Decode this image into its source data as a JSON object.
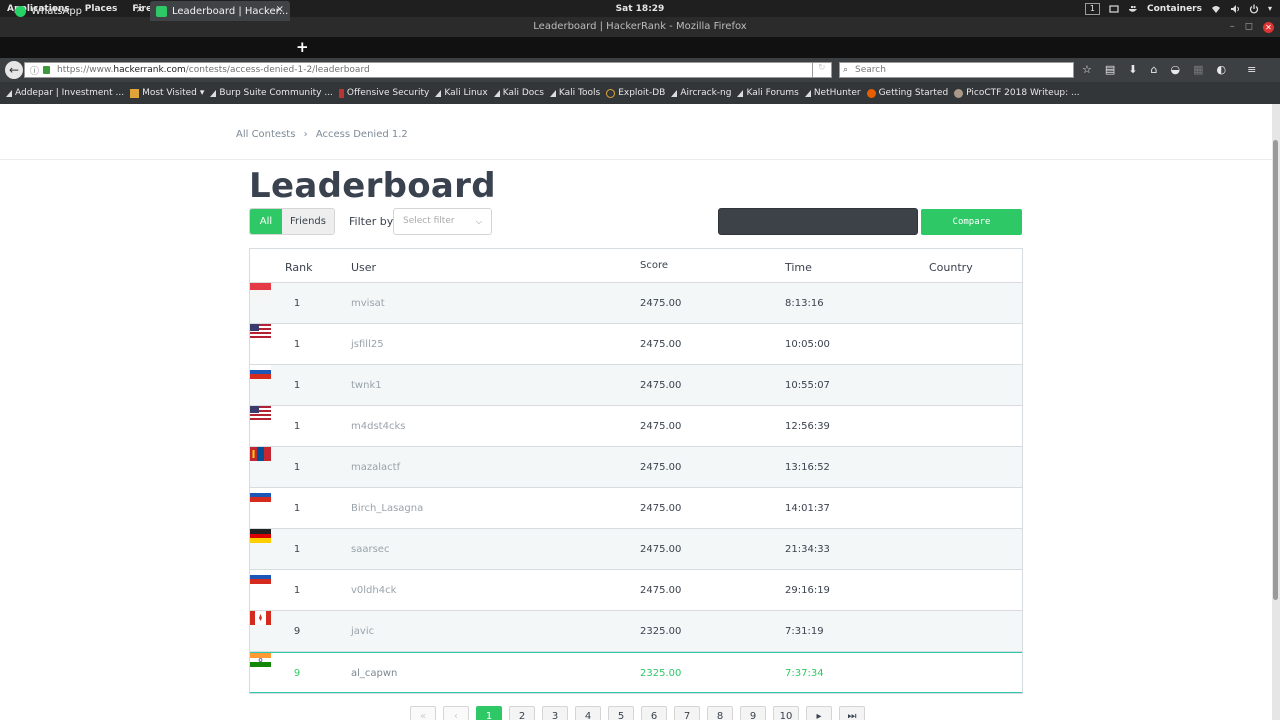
{
  "system_bar": {
    "applications": "Applications",
    "places": "Places",
    "firefox": "Firefox ESR",
    "clock": "Sat 18:29",
    "workspace": "1",
    "containers": "Containers"
  },
  "window": {
    "title": "Leaderboard | HackerRank - Mozilla Firefox"
  },
  "tabs": [
    {
      "label": "WhatsApp",
      "close": "×",
      "icon": "whatsapp-icon",
      "icon_color": "#25d366"
    },
    {
      "label": "Leaderboard | Hacker...",
      "close": "×",
      "icon": "hackerrank-icon",
      "icon_color": "#2ec866"
    }
  ],
  "new_tab": "+",
  "nav": {
    "url_prefix": "https://www.",
    "url_host": "hackerrank.com",
    "url_path": "/contests/access-denied-1-2/leaderboard",
    "search_placeholder": "Search"
  },
  "bookmarks": [
    {
      "label": "Addepar | Investment ...",
      "icon": "kali-icon"
    },
    {
      "label": "Most Visited",
      "icon": "folder-icon"
    },
    {
      "label": "Burp Suite Community ...",
      "icon": "kali-icon"
    },
    {
      "label": "Offensive Security",
      "icon": "offsec-icon"
    },
    {
      "label": "Kali Linux",
      "icon": "kali-icon"
    },
    {
      "label": "Kali Docs",
      "icon": "kali-icon"
    },
    {
      "label": "Kali Tools",
      "icon": "kali-icon"
    },
    {
      "label": "Exploit-DB",
      "icon": "exploitdb-icon"
    },
    {
      "label": "Aircrack-ng",
      "icon": "kali-icon"
    },
    {
      "label": "Kali Forums",
      "icon": "kali-icon"
    },
    {
      "label": "NetHunter",
      "icon": "kali-icon"
    },
    {
      "label": "Getting Started",
      "icon": "firefox-icon"
    },
    {
      "label": "PicoCTF 2018 Writeup: ...",
      "icon": "pico-icon"
    }
  ],
  "breadcrumb": {
    "root": "All Contests",
    "sep": "›",
    "current": "Access Denied 1.2"
  },
  "leaderboard": {
    "title": "Leaderboard",
    "seg_all": "All",
    "seg_friends": "Friends",
    "filter_label": "Filter by",
    "filter_placeholder": "Select filter",
    "filter_chevron": "⌵",
    "compare_label": "Compare",
    "columns": {
      "rank": "Rank",
      "user": "User",
      "score": "Score",
      "time": "Time",
      "country": "Country"
    },
    "rows": [
      {
        "rank": "1",
        "user": "mvisat",
        "score": "2475.00",
        "time": "8:13:16",
        "flag": "indonesia"
      },
      {
        "rank": "1",
        "user": "jsfill25",
        "score": "2475.00",
        "time": "10:05:00",
        "flag": "usa"
      },
      {
        "rank": "1",
        "user": "twnk1",
        "score": "2475.00",
        "time": "10:55:07",
        "flag": "russia"
      },
      {
        "rank": "1",
        "user": "m4dst4cks",
        "score": "2475.00",
        "time": "12:56:39",
        "flag": "usa"
      },
      {
        "rank": "1",
        "user": "mazalactf",
        "score": "2475.00",
        "time": "13:16:52",
        "flag": "mongolia"
      },
      {
        "rank": "1",
        "user": "Birch_Lasagna",
        "score": "2475.00",
        "time": "14:01:37",
        "flag": "russia"
      },
      {
        "rank": "1",
        "user": "saarsec",
        "score": "2475.00",
        "time": "21:34:33",
        "flag": "germany"
      },
      {
        "rank": "1",
        "user": "v0ldh4ck",
        "score": "2475.00",
        "time": "29:16:19",
        "flag": "russia"
      },
      {
        "rank": "9",
        "user": "javic",
        "score": "2325.00",
        "time": "7:31:19",
        "flag": "canada"
      },
      {
        "rank": "9",
        "user": "al_capwn",
        "score": "2325.00",
        "time": "7:37:34",
        "flag": "india"
      }
    ]
  },
  "pagination": {
    "first": "«",
    "prev": "‹",
    "pages": [
      "1",
      "2",
      "3",
      "4",
      "5",
      "6",
      "7",
      "8",
      "9",
      "10"
    ],
    "current_page": "1",
    "next": "▸",
    "last": "⏭"
  },
  "colors": {
    "accent": "#2ec866",
    "title_text": "#39424e"
  }
}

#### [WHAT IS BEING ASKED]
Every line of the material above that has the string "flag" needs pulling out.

#### [TASK RESPONSE]
        "flag": "indonesia"
        "flag": "usa"
        "flag": "russia"
        "flag": "usa"
        "flag": "mongolia"
        "flag": "russia"
        "flag": "germany"
        "flag": "russia"
        "flag": "canada"
        "flag": "india"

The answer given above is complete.